To William Short June 24 & 25, 1790

To William Short June 24 & 25, 1790

Matters remain here as in my last with respect to Peace and War. The Press-Gangs are not so busy as they were 206 but that perhaps is either owing to policy, to allure the seamen to appear more publicly, or on account of the elections for the new Parliament.

The Ministry have got rid of the old Parliament at a very convenient time, for the Government being now entirely executive, it has the cover of five or six weeks' Secrecy to carry on its Plans unquestioned. Nothing appears here to justify even an opinion of the destination of the fleet. It probably has none and is waiting circumstances. The utmost force now ready for Sea is 20 Ships of the Line. From appearances it is but ill-provided with Seamen, for the press-gangs have taken whatever they could pick up and a very great part are country landsmen who never saw the Sea. It is clear to me that the English ministry calculated on the inability and neutrality of France and not finding this likely to be the Case, their plans, if they had any, are deranged. They talk here of a Dutch fleet of 12 Sail of the line coming to join the Fleet at Spithead, but everything is so over-done, and over-said that nothing can be believed.
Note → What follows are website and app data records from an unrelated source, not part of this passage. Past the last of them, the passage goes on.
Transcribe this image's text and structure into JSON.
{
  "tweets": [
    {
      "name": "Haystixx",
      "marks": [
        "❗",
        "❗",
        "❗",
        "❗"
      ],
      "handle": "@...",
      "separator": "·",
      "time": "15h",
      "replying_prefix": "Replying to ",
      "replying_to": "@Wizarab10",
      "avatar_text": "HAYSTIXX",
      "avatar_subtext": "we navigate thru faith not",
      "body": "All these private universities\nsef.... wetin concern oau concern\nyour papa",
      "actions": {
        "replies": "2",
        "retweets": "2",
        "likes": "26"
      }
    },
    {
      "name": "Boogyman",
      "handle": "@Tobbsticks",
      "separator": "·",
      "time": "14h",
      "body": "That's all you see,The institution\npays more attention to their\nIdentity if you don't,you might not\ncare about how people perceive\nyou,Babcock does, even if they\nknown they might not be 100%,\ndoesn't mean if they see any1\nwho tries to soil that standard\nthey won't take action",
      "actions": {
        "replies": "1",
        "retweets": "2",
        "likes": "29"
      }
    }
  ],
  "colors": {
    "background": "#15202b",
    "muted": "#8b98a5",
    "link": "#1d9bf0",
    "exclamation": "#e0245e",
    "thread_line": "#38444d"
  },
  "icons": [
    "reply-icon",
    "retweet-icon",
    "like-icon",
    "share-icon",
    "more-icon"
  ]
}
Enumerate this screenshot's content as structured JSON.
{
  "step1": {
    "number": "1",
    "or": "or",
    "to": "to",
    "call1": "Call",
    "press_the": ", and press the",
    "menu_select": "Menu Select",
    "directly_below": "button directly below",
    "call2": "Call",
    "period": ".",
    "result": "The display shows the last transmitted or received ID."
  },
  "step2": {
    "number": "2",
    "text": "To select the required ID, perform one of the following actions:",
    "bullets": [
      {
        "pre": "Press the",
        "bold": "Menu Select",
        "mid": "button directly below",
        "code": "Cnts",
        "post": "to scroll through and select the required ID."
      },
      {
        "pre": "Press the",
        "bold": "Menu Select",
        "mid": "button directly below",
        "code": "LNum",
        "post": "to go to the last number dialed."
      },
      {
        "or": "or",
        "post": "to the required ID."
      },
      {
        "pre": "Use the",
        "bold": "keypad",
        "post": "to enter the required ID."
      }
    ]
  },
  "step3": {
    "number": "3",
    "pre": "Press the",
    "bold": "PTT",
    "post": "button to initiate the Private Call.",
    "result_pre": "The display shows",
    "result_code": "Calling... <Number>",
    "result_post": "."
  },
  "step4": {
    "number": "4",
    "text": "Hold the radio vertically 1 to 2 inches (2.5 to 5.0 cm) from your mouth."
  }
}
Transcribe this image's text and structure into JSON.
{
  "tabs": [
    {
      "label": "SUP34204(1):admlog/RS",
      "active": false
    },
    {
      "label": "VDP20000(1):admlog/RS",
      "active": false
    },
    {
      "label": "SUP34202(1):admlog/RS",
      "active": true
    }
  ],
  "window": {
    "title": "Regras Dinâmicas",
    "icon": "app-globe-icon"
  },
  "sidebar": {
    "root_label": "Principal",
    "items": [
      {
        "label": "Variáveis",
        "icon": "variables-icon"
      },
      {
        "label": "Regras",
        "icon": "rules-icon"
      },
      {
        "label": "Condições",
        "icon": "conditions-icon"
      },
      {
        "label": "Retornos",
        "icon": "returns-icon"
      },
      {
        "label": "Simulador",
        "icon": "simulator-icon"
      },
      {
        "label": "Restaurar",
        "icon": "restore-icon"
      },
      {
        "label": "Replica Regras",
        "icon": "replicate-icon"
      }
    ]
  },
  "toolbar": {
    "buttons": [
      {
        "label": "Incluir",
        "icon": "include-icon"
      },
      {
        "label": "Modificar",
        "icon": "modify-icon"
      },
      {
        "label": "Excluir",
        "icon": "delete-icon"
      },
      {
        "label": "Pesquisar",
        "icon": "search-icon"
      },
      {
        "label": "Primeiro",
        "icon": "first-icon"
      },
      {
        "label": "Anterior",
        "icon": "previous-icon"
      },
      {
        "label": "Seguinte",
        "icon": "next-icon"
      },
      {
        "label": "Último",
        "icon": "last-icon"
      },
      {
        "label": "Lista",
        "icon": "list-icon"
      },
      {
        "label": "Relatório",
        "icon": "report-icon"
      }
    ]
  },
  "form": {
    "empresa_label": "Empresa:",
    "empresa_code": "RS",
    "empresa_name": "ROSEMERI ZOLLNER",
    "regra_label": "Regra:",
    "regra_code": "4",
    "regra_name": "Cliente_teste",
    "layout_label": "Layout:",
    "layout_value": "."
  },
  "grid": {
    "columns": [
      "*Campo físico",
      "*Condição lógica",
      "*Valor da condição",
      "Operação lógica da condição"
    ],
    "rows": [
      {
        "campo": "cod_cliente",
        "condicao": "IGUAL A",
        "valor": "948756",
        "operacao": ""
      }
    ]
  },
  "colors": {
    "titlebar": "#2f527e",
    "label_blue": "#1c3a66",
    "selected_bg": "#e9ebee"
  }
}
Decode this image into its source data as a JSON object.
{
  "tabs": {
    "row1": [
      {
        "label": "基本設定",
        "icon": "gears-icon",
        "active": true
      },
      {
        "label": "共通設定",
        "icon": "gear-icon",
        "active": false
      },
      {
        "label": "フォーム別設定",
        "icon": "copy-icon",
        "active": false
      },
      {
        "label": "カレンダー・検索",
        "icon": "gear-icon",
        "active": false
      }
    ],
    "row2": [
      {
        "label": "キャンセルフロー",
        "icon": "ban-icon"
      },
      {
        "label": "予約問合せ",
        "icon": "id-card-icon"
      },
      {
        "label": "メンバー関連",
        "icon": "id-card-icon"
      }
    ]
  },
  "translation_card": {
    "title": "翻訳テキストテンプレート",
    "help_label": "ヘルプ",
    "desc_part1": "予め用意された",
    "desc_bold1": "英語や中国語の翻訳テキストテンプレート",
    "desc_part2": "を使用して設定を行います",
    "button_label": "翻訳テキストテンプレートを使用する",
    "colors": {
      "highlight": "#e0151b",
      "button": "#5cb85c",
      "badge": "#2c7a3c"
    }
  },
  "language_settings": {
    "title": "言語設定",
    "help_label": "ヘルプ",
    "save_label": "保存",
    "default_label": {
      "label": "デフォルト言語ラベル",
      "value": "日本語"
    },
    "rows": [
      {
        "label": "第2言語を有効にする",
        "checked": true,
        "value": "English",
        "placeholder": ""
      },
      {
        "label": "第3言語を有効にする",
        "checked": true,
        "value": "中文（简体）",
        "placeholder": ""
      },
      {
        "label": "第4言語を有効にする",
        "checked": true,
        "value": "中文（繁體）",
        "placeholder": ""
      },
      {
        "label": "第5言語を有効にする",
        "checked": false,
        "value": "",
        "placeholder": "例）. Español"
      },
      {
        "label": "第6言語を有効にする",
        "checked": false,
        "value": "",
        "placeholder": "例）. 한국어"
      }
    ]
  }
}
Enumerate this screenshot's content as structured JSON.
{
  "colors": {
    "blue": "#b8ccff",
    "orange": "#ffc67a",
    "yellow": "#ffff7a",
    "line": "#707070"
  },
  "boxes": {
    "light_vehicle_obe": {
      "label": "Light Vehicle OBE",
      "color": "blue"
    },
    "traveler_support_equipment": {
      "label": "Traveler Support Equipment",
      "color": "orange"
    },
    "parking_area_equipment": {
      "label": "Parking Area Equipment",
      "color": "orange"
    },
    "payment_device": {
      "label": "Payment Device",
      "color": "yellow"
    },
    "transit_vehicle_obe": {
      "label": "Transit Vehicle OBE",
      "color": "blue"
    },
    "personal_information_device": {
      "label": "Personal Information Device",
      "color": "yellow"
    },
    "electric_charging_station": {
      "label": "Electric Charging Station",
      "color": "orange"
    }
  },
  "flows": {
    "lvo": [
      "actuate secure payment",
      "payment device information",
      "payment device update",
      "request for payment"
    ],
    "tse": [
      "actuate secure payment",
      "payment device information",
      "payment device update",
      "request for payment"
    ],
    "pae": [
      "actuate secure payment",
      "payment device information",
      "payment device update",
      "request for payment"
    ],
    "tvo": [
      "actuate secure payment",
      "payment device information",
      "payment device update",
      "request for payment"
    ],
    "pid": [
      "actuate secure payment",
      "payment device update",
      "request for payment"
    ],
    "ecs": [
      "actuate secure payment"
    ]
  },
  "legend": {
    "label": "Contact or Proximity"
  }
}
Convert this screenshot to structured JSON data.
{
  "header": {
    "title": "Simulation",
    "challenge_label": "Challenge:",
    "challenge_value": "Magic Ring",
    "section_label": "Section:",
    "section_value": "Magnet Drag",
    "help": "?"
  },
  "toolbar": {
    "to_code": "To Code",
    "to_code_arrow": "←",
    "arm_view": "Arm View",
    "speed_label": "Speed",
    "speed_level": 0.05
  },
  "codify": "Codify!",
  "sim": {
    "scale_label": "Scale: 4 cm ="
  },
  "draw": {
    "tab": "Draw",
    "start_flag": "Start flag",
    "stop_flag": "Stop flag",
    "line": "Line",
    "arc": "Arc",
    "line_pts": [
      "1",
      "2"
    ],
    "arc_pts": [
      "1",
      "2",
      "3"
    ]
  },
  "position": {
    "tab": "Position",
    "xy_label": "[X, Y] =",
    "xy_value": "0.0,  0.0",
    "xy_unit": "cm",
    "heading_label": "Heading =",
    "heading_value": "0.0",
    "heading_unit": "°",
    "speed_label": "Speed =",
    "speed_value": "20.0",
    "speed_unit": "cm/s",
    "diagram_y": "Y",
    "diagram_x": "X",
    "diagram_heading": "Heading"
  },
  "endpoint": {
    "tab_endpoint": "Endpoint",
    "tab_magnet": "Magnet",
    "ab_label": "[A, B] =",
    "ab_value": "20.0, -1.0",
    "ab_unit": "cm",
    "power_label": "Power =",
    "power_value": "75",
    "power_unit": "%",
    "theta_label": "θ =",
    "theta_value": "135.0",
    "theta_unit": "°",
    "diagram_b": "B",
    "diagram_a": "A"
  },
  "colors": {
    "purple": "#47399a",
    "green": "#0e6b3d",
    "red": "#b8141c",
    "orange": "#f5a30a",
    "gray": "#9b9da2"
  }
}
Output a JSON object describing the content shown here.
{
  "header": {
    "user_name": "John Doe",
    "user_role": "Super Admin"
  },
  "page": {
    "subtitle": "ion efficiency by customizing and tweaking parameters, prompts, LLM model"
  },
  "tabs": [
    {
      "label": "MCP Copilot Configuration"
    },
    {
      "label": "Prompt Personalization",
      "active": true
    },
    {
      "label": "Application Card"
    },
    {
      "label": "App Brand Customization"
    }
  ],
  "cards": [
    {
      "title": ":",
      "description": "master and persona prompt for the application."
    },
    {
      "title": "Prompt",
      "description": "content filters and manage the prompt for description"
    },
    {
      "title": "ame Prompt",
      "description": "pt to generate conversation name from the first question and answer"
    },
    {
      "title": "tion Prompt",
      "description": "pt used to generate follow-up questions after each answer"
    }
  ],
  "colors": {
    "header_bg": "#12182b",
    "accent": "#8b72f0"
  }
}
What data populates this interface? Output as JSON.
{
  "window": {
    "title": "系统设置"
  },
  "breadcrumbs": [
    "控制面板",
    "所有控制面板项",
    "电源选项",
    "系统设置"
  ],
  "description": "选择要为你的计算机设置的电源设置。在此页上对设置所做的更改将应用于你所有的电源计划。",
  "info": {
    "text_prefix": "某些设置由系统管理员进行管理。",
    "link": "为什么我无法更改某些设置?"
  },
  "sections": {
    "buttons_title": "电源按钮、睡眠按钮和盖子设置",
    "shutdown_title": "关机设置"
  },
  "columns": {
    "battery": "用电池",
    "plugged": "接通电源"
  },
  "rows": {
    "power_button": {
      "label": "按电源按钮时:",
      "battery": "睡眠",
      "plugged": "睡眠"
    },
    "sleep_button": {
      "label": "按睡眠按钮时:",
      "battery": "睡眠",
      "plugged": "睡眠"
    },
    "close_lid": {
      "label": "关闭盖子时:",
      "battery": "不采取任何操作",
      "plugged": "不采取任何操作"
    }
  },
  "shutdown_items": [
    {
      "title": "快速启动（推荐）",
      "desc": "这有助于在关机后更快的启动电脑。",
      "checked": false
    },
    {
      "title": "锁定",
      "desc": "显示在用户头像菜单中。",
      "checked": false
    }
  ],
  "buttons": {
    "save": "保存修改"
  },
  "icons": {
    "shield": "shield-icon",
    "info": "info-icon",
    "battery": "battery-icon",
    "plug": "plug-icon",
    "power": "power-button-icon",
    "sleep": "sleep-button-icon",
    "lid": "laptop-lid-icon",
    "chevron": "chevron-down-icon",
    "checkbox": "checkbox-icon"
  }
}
As the Treaty between France and Holland is still in Existence, notwithstanding the Treaty with England, and acknowledged so by the Dutch, who since the latter Treaty, have in their official communications with France addressed France as their ally, it would I should think be a good maneuver in France to demand of Holland the stipulated succors in case of a war as England has done. The Dutch from the Nature of its Trade want Neutrality and of consequence they want a Pretence for it. This would afford it, as in any case it would enable France to judge of the designs of Holland. From circumstances there appear cause to suspect a good deal of intrigue and management with respect to the Dutch Fleet. The House of Hope had loaned a sum of money to Russia, and to account for its being taken, is only to suppose that this was contrived between the loaners and the King of Sweden who should engage to repay it in case Russia did not. This contrivance would answer three purposes: first to disappoint Russia, secondly to assist Sweden, and thirdly to make the contrived capture a pretence for fitting out a fleet without attracting the Notice of France. The two first of these circumstance[s] is generally credited here and I have added the last as a probable inference.

I began this letter yesterday, Thursday. Friday afternoon-Two of the Morning Papers of today says that the Dutch fleet is arrived at Spithead, another (the Herald) says it is sailed toward the Baltic and is not to act in conjunction with the British fleet. There is no country in the world that equals this for intentional Lying.

The press-gangs are at work again and the preparations for war are not slackened. The thing that will be the most likely to prevent a War will be a spirited interference on the part of France. She is now the umpire, but to act with effect she must be well prepared and resolute. Doing things by halves will answer no purpose but that of increasing her expences in the end.

In my former I mentioned the Channel, and every thing I hear and see convinces me that this is the only place to operate with effect. There is no instance I believe to be found in which the English fully risk an action at Sea but when they have the superiority of Ships. In every case of inferiority or equality they either avoid an action or fight shy. They make it a rule to wait the chances of the Seas and to attack only when they have a decided advantage. By the combined fleet acting in a body and not in detachments, these chances are prevented.

The Pigou in 23 days is arrived from Philadelphia in the Channel but I hear of no letters from her yet.

I have just seen a concise account of the deputation from the foreigners to the National Assembly, of pulling down the odious figures at the Place de Victoire and the suppression or extinction of Nicknames (titles). All those things are right. The latter is in my opinion raising Man to his proper rank for nick names serve to diminish him.

I have a very longing desire to see the 14th of July in Paris. If I should come for a short time can you contrive to give me House room.

Yours very affectionately

[THOMAS PAINE.]